When choosing a place to put their money, people consider how safe their money will be, how easy it is to access and whether it will earn more money. Students explore how well different savings places achieve these objectives.

http://www.econedlink.org/lessons/index.cfm?lesson=EM455&page=teacher

Objectives

  • To recognize the importance of student learning economics and financial literacy
  • To understand economic concepts as embodied in the Virginia Standards of Learning (SOLs)
  • To learn how to integrate the teaching of economics using literature
  • To identify resources available to assist with the instruction of economic concepts
Mass Production (Chapter 4 with illustrations on pages 30-32 )Widget ProductionStudents search the web for examples of the many ways in which productivity has been increased over the years.

http://www.econedlink.org/lessons/index.cfm?lesson=EM539&page=teacher

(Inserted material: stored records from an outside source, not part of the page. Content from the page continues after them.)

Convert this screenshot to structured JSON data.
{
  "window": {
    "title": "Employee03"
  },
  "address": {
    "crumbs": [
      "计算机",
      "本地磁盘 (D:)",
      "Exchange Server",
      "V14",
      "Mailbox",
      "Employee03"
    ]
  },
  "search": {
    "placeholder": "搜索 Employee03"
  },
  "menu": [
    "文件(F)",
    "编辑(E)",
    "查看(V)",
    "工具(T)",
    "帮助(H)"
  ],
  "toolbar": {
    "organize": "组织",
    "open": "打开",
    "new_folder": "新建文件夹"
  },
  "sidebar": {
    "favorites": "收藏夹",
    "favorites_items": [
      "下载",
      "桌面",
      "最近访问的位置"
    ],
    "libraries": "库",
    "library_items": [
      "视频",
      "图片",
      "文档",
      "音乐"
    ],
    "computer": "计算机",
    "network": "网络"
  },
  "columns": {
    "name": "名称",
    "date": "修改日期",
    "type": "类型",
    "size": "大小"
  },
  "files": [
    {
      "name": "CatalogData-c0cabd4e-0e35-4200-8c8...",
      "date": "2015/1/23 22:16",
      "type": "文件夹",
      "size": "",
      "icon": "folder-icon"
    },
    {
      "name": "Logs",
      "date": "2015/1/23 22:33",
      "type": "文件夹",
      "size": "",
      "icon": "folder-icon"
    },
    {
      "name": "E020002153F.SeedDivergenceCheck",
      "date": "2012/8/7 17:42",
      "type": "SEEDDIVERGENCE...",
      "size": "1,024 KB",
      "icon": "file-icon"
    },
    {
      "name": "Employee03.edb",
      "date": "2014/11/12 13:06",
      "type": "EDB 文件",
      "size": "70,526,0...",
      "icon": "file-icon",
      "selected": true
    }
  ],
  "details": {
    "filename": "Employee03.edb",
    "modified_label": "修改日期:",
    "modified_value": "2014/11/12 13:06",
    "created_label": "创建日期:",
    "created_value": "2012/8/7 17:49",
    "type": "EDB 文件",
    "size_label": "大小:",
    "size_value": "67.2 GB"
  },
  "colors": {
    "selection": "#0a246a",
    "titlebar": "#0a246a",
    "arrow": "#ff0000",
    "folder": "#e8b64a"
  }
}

Competition (Chapter 6)
Hey Pop!One of the best sounds and smells is fresh popcorn! At the movies, at the circus, or at home, everyone likes to munch on popcorn. What is your favorite brand? Is the most expensive the best?http://www.econedlink.org/lessons/index.cfm?lesson=EM453&page=teacher

Book Synopsis

Greg Kenton, entrepreneur extraordinaire, and Marsha Shaw, his lifelong rival, team up to create a successful comic book business. When the principal bans their product from being sold at school, they end up presenting their case to the local school board.

Opportunity Cost (Chapter 15)
You Decide!Think about a difficult decision you have had to make. Did it work out? Why or why not? Why do you think decisions and choices are hard to make? We make personal decisions and we make decisions as groups. There is a tool you can use to improve you decision making that will help you reach a better outcome.http://www.econedlink.org/lessons/index.cfm?lesson=EM396&page=teacher
Productive Resources (Human [Greg and Maura], Capital [copier and stapler]. Natural [maybe the trees used to make the paper which is actually an Intermediate Good]) The Productive Blues (Jeans) Upon completion of this lesson the students will: identify examples of productive resources; categorize productive resources as human resources, capital resources and natural resources; explain that an entrepreneur is a special type of human resource; identify examples of intermediate goods.

http://www.econedlink.org/lessons/index.cfm?lesson=EM229&page=teacher

Virginia Standards of Learning

2.7 The student will describe the differenced between natural resources (water, soil, wood, and coal), human resourced (people at work) and capital resources (machines, tools and building).

2.9 The student will explain that scarcity (limited resources) required people to make choices about producing and consuming goods and services.

3.7 The student will explain how producers use natural resources, human resources and capital resources to produce goods and services for consumers.

3.8 The student will recognize the concepts of specialization (being an expert in one job, product, or service) and interdependence (depending on other) in the production of good and services.

3.9 The student will identify examples of making an economic choice and will explain the idea of opportunity cost (want is given up when making a choice.)

Recertification Points

Harrisonburg City and Rockingham County Teachers

If you wish to teach a lesson based on Lunch Money and earn recertification points please contact:

Lynne Stover

stoverlf@jmu.edu.

 

 

Note: The JMU has a set of 30 copies of Lunch Money that may be borrowed of classroom use.